Ronnie Sox needs no introduction here. The Sox and Martin cars instantly bring in images of red, white and blue Plymouths fitted with a four-speed manual and the man from North Carolina who could run that gearbox like P.T. Barnum’s lion trainer. Between 1968-1971, Sox was beating all comers with his stick-shifted Mopars. In 1972 the NHRA gave weight breaks to Fords and Chevrolets, which hurt his win streak, and when the Lenco transmission appeared, Sox was the only racer to actually slow down. By 1975 the Sox and Martin deal had folded and Ronnie went out on his own. In 1995 Sox paired off again with Buddy Martin and was fielding a Ford Probe in IHRA competition, right up until the Summernationals at U.S. 41 Dragway in Indiana.

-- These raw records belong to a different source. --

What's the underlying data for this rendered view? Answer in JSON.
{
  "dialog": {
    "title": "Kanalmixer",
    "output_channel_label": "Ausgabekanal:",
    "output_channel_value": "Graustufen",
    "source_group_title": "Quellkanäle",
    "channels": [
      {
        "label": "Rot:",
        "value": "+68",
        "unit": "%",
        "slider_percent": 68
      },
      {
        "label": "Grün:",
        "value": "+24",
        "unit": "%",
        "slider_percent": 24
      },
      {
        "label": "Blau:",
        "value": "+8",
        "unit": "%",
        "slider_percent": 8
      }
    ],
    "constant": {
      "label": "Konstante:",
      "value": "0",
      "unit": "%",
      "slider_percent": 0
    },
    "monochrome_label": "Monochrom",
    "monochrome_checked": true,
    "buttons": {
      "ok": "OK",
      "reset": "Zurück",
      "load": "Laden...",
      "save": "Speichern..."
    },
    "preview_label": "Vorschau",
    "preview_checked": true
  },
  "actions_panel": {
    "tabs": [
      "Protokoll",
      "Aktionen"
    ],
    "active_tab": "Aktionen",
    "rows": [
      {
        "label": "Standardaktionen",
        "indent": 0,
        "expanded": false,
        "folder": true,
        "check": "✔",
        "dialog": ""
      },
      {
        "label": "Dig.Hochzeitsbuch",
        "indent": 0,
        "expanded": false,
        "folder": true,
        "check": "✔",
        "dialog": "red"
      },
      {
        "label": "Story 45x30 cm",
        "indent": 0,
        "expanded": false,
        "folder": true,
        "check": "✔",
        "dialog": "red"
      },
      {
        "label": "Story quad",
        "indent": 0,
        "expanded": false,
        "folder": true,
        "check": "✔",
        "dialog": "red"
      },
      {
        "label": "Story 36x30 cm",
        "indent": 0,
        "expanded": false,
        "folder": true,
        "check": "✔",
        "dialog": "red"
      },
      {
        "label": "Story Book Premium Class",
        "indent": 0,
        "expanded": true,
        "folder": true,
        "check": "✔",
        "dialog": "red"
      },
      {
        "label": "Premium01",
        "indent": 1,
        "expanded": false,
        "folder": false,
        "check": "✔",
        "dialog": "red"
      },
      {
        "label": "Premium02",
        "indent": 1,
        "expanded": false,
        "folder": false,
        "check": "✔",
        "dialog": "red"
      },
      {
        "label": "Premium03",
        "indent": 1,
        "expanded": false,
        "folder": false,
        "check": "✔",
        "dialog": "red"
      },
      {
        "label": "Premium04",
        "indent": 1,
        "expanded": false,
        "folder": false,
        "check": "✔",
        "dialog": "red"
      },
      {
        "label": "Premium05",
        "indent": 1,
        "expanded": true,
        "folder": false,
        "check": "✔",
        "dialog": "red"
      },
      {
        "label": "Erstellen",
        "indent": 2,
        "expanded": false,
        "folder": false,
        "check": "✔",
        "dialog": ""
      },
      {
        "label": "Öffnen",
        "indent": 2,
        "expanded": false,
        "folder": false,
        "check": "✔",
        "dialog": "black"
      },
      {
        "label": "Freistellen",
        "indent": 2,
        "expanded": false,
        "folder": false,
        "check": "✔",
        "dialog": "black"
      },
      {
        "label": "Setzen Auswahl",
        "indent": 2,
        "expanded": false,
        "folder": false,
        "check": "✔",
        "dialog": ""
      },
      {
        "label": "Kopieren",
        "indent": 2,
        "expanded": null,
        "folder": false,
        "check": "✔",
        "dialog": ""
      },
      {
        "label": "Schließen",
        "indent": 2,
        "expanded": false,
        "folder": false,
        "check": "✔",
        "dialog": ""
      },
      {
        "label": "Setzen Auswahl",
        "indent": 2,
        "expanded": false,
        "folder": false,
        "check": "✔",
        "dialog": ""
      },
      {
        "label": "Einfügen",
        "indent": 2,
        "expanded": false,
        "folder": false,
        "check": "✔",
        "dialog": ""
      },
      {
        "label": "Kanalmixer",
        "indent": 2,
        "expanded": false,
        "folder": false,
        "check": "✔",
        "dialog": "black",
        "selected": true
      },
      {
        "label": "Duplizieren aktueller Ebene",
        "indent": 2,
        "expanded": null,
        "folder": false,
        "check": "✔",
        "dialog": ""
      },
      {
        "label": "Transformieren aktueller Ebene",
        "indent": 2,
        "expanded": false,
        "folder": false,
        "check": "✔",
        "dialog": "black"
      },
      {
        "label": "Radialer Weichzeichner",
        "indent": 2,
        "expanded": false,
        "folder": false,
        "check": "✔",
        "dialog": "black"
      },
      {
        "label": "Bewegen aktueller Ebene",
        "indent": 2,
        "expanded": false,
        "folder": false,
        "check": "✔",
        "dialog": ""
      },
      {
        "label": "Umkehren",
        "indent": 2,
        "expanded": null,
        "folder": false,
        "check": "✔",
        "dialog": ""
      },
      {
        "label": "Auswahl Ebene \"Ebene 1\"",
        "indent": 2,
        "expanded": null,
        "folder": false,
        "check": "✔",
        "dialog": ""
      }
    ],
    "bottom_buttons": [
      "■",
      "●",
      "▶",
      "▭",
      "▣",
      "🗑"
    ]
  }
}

Shortly after the launch, an oil line blew out and coated the track the car was on. Ronnie attempted to drive through as the car slid into the left lane, but when the back end came around on him and the tires dug in, there was no saving it. The Probe rolled fourteen times violently, throwing body panels before slamming down onto all four wheels with the engine on fire. Sox suffered a broken sternum, broken ribs, a bruised eye, and “a whole lot of other injuries. It was a bad scene,” he later told CompetitionPlus. Though he ran exhibitions up until 2005 and even ran Pro Stock Truck in 1998, the 1995 crash took a huge toll on Mr. Four-Speed.